Coherent transport in quantum dots networks

Nanoparticles (Au, Fe2O3) of typical 10 nm diameters, stabilized by a molecular film, can form self-assembled layers of quantum dots. Electrical properties are governed by percolation, with inter-particles transport relying on tunneling between neighbor particles. At low temperatures, Coulomb blockade effects prevail, and the electrical properties rely on cotunneling, where a simultaneous coherent hop involving several dots allows current to pass. Nanoscale electrical interconnects can help revealing this mode of charge transport, with sub-100 nm electrodes separation mandatory. The nanotrench geometry is ideally suited for investigating charge transport at this length scale, while providing wide channels, circumventing the difficulty in measuring very small charge transfer probabilities

While the inter-particle tunneling transport corresponds to the tunneling resistance RT, the electrostatic repulsion dominant at low temperatures blocks the current. A collective tunnelling process can however take place, where adding a charge to one nanoparticle requires a simultaneous charge leaving the island, leading to a so-called “cotunneling process”. The resulting device resistance is then proportional to RTN, where N is the number of simultaneous coordinated hops. This power law provides new opportunities for amplifying the response of the electrical properties to external stimuli:  if the resistance RT is modified under external control (for example a magnetic field), the system response RTN will amplify the inter-particle resistance sensitivity. This opens the possibility to use nanoparticles networks as model system to realise innovative and robust devices amplifying the electrical response to multiple physical or chemical excitations capable to induce changes in the interparticles resistance.

More info on Nanotrench :

Nanotrench for nano and microparticle electrical interconnects.J-F Dayen, V Faramarzi, M Pauly, N T Kemp, M Barbero, B P Pichon, H Majjad, S Begin-Colin and B Doudin
Nanotechnology, 21, 335303 (2010).

Example 1: Magnetoresistance amplification in the cotunneling regime

Cotunneling mechanisms can be used to amplify the spin dependent tunneling magnetoresistance (TMR) of magnetic quantum dots networks. The work was performed in collaboration with colleagues at IPCMS (DCMI; S. Begin Collin and B. Pichon, synthesis of the networks) and the Karlsruhe Institute of Technology (D. Golubev, theory).  Taking advantage of the spin dependence of the tunneling resistance RT, we used an external magnetic field to modify slightly RT. Magnetoresistance values beyond those possible for a random network of fully spin polarized particles was demonstrated.

Figure 1. Scanning microscopy view of the layers of Fe3O4 nanoparticles covering the 50 nm- wide trench separating two Au electrodes.

More info:

Co-tunneling Enhancement of the Electrical Response of Nanoparticle Networks
M. Pauly, J.-F. Dayen, D. Golubev, J.-B. Beaufrand, B. Pichon , B. Doudin , S.Bégin-Colin
Small 8, 108-115 (2012)

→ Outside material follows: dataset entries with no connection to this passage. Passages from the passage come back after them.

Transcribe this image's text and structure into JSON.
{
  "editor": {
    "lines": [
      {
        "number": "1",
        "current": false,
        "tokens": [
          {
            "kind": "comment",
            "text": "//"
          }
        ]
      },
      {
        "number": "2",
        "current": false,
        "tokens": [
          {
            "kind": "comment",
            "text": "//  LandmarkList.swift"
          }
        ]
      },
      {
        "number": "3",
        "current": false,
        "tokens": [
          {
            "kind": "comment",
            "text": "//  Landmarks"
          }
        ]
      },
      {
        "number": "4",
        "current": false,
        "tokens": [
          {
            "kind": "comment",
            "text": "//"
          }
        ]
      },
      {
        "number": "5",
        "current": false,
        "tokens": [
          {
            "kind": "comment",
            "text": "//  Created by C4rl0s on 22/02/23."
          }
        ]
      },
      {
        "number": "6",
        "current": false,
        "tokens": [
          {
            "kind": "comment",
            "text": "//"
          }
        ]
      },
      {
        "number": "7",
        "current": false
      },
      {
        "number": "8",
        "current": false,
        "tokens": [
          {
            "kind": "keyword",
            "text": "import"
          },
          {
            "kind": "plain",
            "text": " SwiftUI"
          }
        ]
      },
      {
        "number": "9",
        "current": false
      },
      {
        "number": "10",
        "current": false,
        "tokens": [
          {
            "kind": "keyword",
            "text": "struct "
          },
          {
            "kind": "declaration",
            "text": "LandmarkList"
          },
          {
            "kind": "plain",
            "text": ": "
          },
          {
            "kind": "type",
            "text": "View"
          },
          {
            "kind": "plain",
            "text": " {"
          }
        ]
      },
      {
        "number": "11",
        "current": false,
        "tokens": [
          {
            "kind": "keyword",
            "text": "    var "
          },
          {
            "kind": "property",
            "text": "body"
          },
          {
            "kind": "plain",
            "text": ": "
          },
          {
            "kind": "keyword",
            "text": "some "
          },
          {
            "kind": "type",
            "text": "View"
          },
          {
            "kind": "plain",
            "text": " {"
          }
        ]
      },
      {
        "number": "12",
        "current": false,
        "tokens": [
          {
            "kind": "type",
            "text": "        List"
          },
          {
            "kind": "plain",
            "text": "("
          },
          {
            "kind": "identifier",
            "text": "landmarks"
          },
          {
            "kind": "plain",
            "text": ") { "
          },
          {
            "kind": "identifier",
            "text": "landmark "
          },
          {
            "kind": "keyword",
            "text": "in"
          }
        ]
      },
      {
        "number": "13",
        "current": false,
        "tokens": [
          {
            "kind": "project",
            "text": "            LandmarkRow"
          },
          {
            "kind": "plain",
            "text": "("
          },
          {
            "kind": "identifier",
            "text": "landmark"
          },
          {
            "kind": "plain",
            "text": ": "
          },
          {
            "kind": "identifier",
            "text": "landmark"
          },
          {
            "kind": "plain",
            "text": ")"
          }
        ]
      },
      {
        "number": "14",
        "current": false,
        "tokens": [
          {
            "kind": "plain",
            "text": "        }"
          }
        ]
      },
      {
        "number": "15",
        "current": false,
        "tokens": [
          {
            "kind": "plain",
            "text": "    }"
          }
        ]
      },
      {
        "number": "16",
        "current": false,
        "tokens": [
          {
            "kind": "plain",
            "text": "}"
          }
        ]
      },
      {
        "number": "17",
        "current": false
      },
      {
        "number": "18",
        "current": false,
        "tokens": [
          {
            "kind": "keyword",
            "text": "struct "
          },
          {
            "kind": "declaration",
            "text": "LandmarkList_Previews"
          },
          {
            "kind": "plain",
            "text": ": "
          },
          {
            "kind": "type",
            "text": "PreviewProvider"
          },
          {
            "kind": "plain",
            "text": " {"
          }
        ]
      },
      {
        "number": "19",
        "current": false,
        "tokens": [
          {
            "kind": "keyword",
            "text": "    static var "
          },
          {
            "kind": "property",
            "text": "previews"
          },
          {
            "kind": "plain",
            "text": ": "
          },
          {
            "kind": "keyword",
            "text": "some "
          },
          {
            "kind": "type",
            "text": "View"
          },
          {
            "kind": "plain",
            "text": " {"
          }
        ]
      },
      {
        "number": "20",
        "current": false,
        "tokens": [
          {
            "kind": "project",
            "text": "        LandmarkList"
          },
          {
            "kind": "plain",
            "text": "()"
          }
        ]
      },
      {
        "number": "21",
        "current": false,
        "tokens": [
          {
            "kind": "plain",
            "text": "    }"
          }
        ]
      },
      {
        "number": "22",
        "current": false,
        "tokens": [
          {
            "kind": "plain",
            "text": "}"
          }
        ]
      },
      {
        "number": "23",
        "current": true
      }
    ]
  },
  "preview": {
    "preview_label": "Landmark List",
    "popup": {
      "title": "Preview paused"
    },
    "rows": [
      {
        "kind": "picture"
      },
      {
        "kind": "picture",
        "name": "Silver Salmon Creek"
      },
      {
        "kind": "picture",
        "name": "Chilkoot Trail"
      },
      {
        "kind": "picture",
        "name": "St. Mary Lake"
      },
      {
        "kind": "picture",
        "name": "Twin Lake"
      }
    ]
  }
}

Example 2: Molecular exchange in 2D nanoparticles networks

A drastic way to modify the inter-particle resistance is to exchange the molecules separating the nanoparticles. The substitution of alkane-type spacers by conjugated molecules results in a decrease by a factor 50 of the inter-particle resistance RT. A collaborative work with the University of Leiden (S.J van der Molen), and  KIT (D. Golubev)revealed a spectacular amplification of resistance change at low temperatures,when cotunneling becomes predominant: the device resistance change under molecular exchange reaches values to 105 at 1.5K, corresponding to RT3. This means that four neighbour particles participate coherently to the charge transport, relying therefore to a tunnelling mechanism coherent over 50 nm. These devices could pave the way for creating switching molecular devices with enhanced properties.

Figure 2. Ratio of the device resistance values for the two types of molecular spacers (C8 vs OPE). A resistance change of about 50 is found at room temperature, reflecting the difference in molecular conductance of the two species. At low temperature, where cotunneling dominates, the ratio increases up to 105, as predicted by a cotunneling model (dotted line).

More info:

Enhancing the Molecular Signature in Molecule-Nanoparticle Networks Via Inelastic Cotunneling.
J.-F. Dayen, E. Devid, M.V. Kamalakar, D. Golubev, C. Guédon, V. Faramarzi, B. Doudin, S.J. van der Molen.
Advanced Materials, 25, 400–404.(2013)